Though BHL has diversified funding streams over the years, it relies heavily on a few key institutions to cover operating costs. Though these institutions have overarching open access, research, and sustainability goals, priorities and resources to achieve these goals shift over time. Without long-term commitments, institutions may choose to prioritize new projects over established programs. Many BHL contributors have experienced funding loss for digitization projects, reducing the rate at which new content is added to BHL. Further loss of funding for central staff and technical infrastructure would reduce BHL from a data-rich technology project to an unsupported and deprecated platform.

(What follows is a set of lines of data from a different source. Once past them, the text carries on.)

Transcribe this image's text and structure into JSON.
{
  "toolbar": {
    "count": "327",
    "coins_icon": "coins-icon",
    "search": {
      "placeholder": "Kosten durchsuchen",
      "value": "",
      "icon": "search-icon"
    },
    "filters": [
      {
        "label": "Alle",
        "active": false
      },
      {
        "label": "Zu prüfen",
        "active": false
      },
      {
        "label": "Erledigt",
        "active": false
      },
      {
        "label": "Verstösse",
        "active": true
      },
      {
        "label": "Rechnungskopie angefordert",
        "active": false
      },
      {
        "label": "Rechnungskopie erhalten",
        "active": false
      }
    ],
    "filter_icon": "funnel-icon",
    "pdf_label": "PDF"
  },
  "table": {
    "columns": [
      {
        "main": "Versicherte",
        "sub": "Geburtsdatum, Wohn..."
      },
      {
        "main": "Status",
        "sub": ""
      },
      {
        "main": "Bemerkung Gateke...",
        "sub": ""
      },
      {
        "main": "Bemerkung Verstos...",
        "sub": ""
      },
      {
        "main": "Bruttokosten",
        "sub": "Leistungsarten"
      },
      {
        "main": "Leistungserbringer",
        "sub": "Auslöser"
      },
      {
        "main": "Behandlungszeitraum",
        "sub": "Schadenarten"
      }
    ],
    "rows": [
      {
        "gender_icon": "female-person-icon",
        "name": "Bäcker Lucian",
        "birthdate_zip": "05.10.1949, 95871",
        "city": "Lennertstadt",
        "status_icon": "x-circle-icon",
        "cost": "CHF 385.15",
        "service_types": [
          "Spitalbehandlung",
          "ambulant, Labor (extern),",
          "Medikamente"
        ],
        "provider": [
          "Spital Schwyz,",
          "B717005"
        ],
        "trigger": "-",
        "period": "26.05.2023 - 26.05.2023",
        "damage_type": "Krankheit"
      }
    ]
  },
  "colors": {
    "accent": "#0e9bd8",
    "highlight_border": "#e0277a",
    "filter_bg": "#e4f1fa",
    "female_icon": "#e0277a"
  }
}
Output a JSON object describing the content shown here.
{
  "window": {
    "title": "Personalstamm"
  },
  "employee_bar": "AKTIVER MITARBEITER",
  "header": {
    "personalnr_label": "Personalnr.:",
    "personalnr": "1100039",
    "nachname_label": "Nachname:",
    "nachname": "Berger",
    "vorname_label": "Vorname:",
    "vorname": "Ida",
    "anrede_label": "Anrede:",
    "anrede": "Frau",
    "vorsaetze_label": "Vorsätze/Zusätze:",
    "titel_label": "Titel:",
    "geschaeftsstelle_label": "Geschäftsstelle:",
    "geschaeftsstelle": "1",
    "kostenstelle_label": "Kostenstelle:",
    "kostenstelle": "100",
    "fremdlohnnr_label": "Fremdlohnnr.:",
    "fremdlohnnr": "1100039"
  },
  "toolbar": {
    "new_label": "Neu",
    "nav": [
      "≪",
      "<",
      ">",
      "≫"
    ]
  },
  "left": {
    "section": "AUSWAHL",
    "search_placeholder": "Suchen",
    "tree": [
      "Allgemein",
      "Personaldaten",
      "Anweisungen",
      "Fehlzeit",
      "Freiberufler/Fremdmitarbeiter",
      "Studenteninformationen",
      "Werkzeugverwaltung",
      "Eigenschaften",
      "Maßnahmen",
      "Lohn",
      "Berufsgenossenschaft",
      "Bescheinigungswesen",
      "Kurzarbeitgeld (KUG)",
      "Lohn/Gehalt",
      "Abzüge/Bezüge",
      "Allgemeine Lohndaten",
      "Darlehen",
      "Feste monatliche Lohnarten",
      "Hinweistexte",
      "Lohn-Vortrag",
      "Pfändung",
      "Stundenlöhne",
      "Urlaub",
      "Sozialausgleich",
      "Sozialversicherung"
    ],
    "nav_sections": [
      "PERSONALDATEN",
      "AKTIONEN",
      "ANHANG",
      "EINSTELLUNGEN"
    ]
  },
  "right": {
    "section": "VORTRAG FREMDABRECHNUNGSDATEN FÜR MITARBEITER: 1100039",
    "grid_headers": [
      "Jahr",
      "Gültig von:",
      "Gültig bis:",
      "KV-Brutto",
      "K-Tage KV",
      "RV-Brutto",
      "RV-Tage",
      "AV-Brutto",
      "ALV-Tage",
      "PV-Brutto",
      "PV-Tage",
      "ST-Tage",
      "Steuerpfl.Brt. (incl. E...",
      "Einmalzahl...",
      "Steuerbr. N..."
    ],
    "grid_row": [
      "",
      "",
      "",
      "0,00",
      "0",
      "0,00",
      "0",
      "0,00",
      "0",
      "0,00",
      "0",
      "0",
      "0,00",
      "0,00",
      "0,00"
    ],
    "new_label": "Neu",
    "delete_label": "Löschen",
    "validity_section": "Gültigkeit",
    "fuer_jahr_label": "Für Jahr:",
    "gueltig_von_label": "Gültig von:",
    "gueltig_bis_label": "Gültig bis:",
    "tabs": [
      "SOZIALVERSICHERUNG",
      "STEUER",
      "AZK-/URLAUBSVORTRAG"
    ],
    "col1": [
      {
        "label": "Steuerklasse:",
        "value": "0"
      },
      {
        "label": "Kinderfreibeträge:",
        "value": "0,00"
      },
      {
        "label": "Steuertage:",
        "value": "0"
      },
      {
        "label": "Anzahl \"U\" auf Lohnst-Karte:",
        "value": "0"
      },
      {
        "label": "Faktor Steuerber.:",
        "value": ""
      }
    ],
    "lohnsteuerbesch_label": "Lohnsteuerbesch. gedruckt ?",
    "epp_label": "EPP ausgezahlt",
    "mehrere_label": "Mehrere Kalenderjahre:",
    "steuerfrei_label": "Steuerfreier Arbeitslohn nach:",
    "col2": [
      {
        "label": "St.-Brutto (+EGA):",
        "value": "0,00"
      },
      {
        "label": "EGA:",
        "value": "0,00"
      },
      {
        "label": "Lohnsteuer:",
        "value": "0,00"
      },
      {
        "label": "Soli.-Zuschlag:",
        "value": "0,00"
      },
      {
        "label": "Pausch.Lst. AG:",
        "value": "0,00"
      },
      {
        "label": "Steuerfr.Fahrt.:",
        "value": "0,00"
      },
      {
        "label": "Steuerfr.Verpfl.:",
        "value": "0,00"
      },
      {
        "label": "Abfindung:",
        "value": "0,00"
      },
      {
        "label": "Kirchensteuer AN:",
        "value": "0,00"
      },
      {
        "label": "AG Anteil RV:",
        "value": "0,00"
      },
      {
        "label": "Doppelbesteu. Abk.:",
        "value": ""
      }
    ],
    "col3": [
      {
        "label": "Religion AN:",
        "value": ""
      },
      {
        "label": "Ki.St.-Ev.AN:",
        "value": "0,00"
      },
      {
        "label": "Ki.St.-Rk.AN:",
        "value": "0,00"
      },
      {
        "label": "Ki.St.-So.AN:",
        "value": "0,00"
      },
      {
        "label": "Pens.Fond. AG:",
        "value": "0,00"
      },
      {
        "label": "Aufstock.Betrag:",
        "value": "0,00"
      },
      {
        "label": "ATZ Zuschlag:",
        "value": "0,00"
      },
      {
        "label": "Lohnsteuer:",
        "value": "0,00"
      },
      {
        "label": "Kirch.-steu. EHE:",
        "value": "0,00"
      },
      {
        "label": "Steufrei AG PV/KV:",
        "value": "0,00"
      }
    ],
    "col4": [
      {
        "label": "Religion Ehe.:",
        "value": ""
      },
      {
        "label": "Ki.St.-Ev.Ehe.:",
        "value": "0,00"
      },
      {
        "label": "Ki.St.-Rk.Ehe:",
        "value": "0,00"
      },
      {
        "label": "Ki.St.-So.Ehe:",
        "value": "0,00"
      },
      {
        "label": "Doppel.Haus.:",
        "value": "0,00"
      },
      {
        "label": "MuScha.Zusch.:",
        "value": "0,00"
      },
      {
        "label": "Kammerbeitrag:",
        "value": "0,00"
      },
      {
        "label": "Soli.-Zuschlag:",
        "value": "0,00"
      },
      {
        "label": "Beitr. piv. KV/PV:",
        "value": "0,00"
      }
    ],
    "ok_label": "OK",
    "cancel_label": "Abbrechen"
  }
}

Without a long-term commitment to maintain and improve the technical infrastructure, BHL’s termination would result in countless broken links from biodiversity databases, library catalogs, Wikidata, and other aggregators across the web; detrimental impact on existing third-party projects relying on BHL citation and species data; and the elimination of more equitable and free access to biodiversity knowledge.

To continue its mission, BHL must increase and improve its data integration with the wider biodiversity infrastructure and secure a sustainable future. Securing that future will require external expertise to diversify funding sources, re-engage support from existing partners, and identify new stakeholders for support. During the founding discussions of BHL, stakeholders agreed that the only way to do biodiversity science globally is through collaboration. One institution could not lead alone. Going forward, this imperative must also include collaborative funding models. Partnering with initiatives such as the Global Biodata Coalition (GBC) can lead to a stronger and more resilient biodiversity infrastructure. With ongoing collaboration, innovation, and an unwavering commitment to open access, BHL will continue to transform research on a global scale and provide researchers with the tools they need to study, explore, and conserve life on Earth.


financial sustainability, data resources, data aggregators, sustainable funding, biodiversity infrastructure, collaboration, strategic partnerships, digitization, literature, taxonomic databases, biodiversity data

Presenting author

David Iggulden

Presented at

TDWG 2023

Conflicts of interest

The authors have declared that no competing interests exist.
login to comment